Problem to work on = Return each line in the records below that includes "this".

##### Dataset records #####

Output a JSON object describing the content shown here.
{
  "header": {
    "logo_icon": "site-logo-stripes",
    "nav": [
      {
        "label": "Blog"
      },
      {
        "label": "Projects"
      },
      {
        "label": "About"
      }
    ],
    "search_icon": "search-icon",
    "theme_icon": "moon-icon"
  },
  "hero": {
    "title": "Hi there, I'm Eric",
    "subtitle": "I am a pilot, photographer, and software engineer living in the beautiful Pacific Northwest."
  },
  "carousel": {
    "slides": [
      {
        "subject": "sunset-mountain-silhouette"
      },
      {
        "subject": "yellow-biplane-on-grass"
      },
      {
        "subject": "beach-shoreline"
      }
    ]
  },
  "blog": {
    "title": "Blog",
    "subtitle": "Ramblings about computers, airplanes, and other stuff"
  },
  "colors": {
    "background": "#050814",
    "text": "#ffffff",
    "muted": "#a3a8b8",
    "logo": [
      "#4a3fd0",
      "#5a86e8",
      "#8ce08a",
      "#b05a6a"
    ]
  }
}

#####
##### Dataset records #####

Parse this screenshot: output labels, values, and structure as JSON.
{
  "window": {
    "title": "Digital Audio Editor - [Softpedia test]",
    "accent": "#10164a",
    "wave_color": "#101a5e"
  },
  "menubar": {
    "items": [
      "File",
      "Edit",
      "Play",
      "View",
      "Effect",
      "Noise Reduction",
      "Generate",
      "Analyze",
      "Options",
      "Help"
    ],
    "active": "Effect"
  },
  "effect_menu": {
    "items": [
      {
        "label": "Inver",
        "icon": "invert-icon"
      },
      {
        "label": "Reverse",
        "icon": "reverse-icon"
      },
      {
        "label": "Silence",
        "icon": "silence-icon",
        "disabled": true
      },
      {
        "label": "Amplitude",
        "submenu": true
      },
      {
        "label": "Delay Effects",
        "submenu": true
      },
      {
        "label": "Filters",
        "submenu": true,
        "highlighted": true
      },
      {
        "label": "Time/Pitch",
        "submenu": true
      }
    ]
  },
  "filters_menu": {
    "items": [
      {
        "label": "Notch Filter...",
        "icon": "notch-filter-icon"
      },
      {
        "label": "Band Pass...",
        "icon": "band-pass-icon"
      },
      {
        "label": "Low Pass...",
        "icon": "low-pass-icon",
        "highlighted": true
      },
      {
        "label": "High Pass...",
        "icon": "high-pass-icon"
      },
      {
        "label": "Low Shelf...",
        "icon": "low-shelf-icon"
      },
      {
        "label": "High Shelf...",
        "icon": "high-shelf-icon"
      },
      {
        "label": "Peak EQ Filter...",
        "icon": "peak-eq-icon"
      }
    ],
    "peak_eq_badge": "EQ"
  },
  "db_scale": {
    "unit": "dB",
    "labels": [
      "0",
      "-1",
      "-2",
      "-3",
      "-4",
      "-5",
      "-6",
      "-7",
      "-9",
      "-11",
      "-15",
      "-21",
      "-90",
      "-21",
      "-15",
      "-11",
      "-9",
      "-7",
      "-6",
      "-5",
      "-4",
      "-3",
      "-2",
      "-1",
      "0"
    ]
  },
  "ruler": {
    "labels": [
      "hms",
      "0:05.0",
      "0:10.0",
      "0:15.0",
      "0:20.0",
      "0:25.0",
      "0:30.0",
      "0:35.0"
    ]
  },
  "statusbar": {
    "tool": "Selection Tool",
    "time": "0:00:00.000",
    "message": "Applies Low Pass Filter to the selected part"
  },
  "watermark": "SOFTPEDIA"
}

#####
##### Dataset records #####

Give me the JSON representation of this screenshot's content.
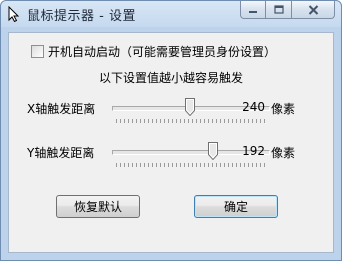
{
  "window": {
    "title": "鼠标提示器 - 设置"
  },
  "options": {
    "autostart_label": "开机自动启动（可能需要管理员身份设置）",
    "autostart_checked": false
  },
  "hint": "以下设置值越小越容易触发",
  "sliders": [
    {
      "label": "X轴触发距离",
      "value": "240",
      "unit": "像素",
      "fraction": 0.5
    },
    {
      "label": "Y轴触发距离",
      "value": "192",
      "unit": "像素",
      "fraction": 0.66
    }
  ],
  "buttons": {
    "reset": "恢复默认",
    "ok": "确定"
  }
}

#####

Answer for the task =
Parse this screenshot: output labels, values, and structure as JSON.
Give me the JSON representation of this screenshot's content.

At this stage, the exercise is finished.